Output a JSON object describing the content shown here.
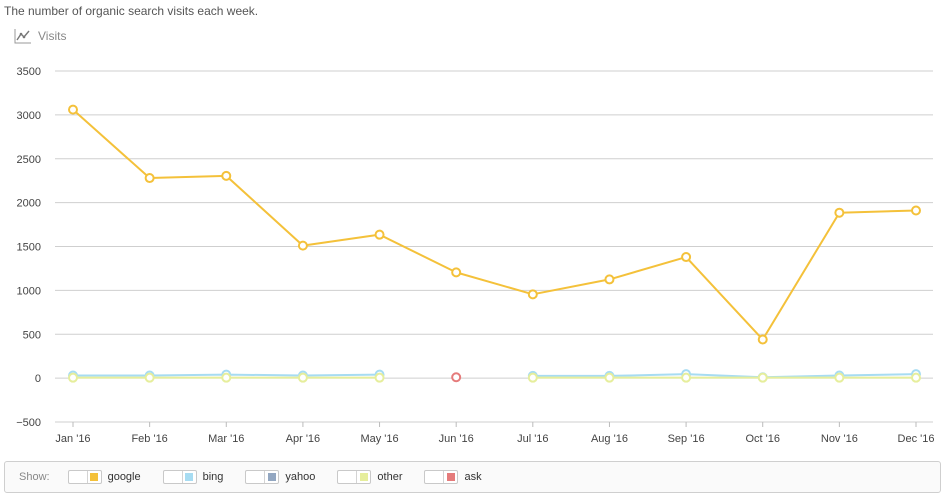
{
  "header": {
    "subtitle": "The number of organic search visits each week.",
    "metric_label": "Visits",
    "metric_icon": "line-chart-icon"
  },
  "legend": {
    "show_label": "Show:",
    "items": [
      {
        "label": "google",
        "color": "#f4c13a"
      },
      {
        "label": "bing",
        "color": "#a7dcf2"
      },
      {
        "label": "yahoo",
        "color": "#93a7c1"
      },
      {
        "label": "other",
        "color": "#e6ee9c"
      },
      {
        "label": "ask",
        "color": "#e57b7b"
      }
    ]
  },
  "chart_data": {
    "type": "line",
    "categories": [
      "Jan '16",
      "Feb '16",
      "Mar '16",
      "Apr '16",
      "May '16",
      "Jun '16",
      "Jul '16",
      "Aug '16",
      "Sep '16",
      "Oct '16",
      "Nov '16",
      "Dec '16"
    ],
    "y_ticks": [
      "3500",
      "3000",
      "2500",
      "2000",
      "1500",
      "1000",
      "500",
      "0",
      "−500"
    ],
    "ylim": [
      -500,
      3500
    ],
    "grid": true,
    "series": [
      {
        "name": "bing",
        "color": "#a7dcf2",
        "values": [
          30,
          30,
          40,
          30,
          40,
          null,
          25,
          25,
          45,
          10,
          30,
          45
        ]
      },
      {
        "name": "other",
        "color": "#e6ee9c",
        "values": [
          5,
          5,
          5,
          5,
          5,
          null,
          5,
          5,
          5,
          5,
          5,
          5
        ]
      },
      {
        "name": "ask",
        "color": "#e57b7b",
        "values": [
          null,
          null,
          null,
          null,
          null,
          10,
          null,
          null,
          null,
          null,
          null,
          null
        ]
      },
      {
        "name": "google",
        "color": "#f4c13a",
        "values": [
          3060,
          2280,
          2305,
          1510,
          1635,
          1205,
          955,
          1125,
          1380,
          440,
          1885,
          1910
        ]
      }
    ]
  }
}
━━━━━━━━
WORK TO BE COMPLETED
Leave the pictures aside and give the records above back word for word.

WRITTEN ANSWER
Output a JSON object describing the content shown here.
{
  "header": {
    "subtitle": "The number of organic search visits each week.",
    "metric_label": "Visits",
    "metric_icon": "line-chart-icon"
  },
  "legend": {
    "show_label": "Show:",
    "items": [
      {
        "label": "google",
        "color": "#f4c13a"
      },
      {
        "label": "bing",
        "color": "#a7dcf2"
      },
      {
        "label": "yahoo",
        "color": "#93a7c1"
      },
      {
        "label": "other",
        "color": "#e6ee9c"
      },
      {
        "label": "ask",
        "color": "#e57b7b"
      }
    ]
  },
  "chart_data": {
    "type": "line",
    "categories": [
      "Jan '16",
      "Feb '16",
      "Mar '16",
      "Apr '16",
      "May '16",
      "Jun '16",
      "Jul '16",
      "Aug '16",
      "Sep '16",
      "Oct '16",
      "Nov '16",
      "Dec '16"
    ],
    "y_ticks": [
      "3500",
      "3000",
      "2500",
      "2000",
      "1500",
      "1000",
      "500",
      "0",
      "−500"
    ],
    "ylim": [
      -500,
      3500
    ],
    "grid": true,
    "series": [
      {
        "name": "bing",
        "color": "#a7dcf2",
        "values": [
          30,
          30,
          40,
          30,
          40,
          null,
          25,
          25,
          45,
          10,
          30,
          45
        ]
      },
      {
        "name": "other",
        "color": "#e6ee9c",
        "values": [
          5,
          5,
          5,
          5,
          5,
          null,
          5,
          5,
          5,
          5,
          5,
          5
        ]
      },
      {
        "name": "ask",
        "color": "#e57b7b",
        "values": [
          null,
          null,
          null,
          null,
          null,
          10,
          null,
          null,
          null,
          null,
          null,
          null
        ]
      },
      {
        "name": "google",
        "color": "#f4c13a",
        "values": [
          3060,
          2280,
          2305,
          1510,
          1635,
          1205,
          955,
          1125,
          1380,
          440,
          1885,
          1910
        ]
      }
    ]
  }
}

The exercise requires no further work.